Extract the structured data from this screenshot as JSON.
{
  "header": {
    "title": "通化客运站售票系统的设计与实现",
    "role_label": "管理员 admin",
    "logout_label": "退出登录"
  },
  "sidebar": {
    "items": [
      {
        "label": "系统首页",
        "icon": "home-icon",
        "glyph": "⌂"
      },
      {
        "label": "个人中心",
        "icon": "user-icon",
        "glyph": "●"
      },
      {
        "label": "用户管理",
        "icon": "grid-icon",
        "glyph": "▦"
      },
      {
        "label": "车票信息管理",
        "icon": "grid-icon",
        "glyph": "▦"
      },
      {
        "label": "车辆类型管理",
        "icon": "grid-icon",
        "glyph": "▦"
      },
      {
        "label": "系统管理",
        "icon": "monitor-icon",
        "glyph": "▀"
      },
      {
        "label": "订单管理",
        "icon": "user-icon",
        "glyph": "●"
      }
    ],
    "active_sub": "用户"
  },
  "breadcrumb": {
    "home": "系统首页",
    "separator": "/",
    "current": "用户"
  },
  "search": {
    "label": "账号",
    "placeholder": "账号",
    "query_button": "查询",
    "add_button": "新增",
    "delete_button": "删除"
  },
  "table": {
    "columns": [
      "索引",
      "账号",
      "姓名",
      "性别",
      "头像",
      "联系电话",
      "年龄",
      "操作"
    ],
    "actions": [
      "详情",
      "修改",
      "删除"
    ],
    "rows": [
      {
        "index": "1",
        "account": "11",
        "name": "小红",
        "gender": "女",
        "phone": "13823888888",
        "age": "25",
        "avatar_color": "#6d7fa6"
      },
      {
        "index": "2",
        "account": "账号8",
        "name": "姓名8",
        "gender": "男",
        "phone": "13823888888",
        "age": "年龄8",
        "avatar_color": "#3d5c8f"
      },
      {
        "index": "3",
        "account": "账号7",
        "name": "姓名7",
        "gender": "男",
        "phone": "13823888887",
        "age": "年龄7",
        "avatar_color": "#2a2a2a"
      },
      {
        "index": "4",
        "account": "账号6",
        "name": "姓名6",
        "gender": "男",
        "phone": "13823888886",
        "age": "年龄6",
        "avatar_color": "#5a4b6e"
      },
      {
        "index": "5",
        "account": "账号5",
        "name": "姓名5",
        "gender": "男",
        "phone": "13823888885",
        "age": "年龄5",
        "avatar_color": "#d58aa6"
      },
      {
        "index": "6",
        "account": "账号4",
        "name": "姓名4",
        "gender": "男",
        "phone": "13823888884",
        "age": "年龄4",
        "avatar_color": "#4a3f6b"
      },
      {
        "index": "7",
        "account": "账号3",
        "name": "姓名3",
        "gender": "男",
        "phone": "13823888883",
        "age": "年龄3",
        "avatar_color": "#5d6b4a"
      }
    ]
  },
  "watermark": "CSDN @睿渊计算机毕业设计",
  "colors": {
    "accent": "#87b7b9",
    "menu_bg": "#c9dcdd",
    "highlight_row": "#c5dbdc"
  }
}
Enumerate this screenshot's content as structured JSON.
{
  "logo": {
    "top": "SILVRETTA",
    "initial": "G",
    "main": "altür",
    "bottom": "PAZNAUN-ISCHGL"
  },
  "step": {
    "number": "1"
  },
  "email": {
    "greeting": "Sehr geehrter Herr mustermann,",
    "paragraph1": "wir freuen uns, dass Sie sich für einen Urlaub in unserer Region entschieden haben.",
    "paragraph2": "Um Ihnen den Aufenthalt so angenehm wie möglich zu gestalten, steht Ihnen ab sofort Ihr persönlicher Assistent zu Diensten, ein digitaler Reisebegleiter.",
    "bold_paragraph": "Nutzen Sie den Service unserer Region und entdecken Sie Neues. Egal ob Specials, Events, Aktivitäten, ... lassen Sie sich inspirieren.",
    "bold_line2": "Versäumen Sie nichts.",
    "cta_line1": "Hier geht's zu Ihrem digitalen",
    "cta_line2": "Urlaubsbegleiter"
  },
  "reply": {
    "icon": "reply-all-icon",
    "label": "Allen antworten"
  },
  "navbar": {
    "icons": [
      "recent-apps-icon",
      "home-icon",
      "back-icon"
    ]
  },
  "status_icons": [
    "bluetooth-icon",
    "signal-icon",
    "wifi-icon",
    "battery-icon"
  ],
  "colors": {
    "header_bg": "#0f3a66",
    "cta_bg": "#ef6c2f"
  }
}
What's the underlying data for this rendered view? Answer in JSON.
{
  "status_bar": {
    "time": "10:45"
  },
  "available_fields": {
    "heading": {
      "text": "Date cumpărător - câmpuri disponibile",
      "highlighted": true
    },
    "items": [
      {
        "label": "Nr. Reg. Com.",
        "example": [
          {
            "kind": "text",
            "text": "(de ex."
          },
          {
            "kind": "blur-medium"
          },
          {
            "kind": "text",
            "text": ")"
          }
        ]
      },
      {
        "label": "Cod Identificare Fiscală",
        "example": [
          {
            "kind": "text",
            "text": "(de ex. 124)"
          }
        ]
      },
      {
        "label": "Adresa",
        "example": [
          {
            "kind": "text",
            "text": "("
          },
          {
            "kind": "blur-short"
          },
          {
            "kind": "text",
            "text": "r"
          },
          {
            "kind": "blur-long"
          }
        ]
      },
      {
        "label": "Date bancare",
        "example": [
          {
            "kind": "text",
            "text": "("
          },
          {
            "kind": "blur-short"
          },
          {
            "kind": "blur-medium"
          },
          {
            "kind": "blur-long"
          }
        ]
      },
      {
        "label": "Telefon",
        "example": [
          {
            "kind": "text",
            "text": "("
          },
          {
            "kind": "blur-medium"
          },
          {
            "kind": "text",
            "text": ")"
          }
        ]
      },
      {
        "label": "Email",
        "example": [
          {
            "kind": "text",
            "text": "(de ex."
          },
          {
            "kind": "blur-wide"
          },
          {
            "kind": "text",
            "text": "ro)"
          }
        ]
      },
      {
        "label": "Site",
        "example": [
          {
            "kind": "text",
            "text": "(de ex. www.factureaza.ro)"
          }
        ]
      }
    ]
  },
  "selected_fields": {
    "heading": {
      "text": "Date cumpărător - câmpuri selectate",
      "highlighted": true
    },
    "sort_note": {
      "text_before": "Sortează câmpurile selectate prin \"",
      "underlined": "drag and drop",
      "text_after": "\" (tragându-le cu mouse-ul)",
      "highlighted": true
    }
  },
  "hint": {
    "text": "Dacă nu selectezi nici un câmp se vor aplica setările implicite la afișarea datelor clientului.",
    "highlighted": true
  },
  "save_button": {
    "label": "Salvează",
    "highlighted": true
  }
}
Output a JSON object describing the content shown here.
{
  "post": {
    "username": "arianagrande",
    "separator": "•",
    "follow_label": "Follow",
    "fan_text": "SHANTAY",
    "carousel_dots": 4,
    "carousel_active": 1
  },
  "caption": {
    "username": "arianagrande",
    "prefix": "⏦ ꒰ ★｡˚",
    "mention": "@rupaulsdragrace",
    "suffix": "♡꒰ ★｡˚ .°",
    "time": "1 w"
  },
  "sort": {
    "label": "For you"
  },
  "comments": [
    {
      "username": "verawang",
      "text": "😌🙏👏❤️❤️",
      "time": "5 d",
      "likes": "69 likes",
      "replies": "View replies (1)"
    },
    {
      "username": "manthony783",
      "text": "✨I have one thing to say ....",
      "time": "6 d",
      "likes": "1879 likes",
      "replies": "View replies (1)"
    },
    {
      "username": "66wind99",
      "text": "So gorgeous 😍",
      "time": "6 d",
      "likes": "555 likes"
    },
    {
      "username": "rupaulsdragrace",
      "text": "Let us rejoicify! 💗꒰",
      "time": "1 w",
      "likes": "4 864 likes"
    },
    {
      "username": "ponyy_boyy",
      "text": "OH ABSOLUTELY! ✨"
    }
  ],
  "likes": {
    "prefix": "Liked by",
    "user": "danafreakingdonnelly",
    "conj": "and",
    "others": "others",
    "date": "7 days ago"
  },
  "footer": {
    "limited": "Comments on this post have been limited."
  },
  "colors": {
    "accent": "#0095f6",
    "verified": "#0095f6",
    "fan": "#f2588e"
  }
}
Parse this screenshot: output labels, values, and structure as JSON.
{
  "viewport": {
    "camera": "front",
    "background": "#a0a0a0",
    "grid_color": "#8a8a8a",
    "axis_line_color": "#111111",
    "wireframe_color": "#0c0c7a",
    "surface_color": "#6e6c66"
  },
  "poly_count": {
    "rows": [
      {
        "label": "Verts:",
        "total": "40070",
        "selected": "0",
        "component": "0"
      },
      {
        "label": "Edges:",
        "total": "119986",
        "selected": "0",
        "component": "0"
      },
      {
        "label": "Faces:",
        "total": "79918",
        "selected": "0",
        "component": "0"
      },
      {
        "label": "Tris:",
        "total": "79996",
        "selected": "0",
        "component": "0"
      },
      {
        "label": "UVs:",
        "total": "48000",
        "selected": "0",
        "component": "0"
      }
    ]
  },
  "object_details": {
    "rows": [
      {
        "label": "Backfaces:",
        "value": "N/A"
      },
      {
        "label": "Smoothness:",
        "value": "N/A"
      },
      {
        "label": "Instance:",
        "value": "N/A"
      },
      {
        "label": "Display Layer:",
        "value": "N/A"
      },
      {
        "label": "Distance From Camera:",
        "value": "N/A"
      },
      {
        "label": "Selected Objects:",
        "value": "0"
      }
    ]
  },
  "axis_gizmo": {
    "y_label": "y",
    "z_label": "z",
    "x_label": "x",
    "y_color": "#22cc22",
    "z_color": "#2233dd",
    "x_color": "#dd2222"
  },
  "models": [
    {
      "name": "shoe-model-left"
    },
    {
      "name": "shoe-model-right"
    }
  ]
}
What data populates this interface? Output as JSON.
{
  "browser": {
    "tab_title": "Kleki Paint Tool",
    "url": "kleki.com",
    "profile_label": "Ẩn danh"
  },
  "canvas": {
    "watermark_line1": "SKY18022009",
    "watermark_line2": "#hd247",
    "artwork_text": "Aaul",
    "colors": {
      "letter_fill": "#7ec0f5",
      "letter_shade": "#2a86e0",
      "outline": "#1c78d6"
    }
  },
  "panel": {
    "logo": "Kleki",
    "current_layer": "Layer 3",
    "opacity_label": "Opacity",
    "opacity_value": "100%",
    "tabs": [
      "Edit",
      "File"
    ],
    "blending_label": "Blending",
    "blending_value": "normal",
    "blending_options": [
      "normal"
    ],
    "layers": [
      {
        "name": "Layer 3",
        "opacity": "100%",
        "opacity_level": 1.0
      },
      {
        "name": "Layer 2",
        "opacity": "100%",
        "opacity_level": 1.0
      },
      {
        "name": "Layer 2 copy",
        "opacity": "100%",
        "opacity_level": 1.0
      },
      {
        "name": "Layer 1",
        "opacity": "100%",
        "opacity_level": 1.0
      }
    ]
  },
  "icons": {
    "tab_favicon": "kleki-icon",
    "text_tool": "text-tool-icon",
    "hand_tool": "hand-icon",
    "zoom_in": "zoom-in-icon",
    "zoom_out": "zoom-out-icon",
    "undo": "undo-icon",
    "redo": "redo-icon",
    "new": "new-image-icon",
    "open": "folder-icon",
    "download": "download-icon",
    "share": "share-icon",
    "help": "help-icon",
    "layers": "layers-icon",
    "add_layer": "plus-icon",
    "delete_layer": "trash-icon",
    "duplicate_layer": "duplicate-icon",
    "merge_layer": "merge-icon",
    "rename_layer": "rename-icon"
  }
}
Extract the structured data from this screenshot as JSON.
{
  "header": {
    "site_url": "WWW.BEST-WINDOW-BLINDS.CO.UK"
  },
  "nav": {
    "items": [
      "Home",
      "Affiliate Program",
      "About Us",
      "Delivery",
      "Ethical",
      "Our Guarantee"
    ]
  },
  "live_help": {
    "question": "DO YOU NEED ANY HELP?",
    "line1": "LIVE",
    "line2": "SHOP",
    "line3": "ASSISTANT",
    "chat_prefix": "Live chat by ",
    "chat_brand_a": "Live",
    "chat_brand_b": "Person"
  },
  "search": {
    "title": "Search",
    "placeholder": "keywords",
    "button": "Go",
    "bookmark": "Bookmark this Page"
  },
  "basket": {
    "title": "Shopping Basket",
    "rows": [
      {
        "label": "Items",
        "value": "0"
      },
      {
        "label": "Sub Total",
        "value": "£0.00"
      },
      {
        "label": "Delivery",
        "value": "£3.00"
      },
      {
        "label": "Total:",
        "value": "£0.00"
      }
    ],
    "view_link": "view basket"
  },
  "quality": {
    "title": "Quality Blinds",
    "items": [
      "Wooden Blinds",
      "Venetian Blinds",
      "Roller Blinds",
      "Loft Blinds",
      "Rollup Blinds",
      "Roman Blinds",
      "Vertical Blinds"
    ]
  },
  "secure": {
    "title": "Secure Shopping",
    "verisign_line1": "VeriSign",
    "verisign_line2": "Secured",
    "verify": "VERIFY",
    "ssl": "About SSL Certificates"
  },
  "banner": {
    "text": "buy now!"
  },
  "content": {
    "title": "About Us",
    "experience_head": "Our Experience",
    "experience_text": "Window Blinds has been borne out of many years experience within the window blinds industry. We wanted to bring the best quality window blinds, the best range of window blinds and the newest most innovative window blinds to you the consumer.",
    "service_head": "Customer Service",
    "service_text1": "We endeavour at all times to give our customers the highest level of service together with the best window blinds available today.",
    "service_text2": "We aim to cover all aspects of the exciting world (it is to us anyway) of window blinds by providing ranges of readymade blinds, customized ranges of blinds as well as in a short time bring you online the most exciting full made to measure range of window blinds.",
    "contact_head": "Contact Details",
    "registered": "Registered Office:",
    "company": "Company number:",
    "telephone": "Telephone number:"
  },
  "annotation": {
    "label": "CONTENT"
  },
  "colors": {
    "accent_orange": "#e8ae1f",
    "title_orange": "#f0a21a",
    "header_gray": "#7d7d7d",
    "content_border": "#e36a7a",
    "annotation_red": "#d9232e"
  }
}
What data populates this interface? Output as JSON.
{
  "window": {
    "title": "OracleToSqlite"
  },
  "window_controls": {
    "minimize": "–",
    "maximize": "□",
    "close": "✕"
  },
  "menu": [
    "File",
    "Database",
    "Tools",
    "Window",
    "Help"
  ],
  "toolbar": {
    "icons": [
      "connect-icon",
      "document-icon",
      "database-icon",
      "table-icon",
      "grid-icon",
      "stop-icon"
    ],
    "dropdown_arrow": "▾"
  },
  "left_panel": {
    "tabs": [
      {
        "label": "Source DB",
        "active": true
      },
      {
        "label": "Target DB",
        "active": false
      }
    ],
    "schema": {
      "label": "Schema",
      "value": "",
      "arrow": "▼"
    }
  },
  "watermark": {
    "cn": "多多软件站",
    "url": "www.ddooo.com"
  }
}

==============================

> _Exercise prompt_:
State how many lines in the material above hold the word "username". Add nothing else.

> _Exercise output_:
7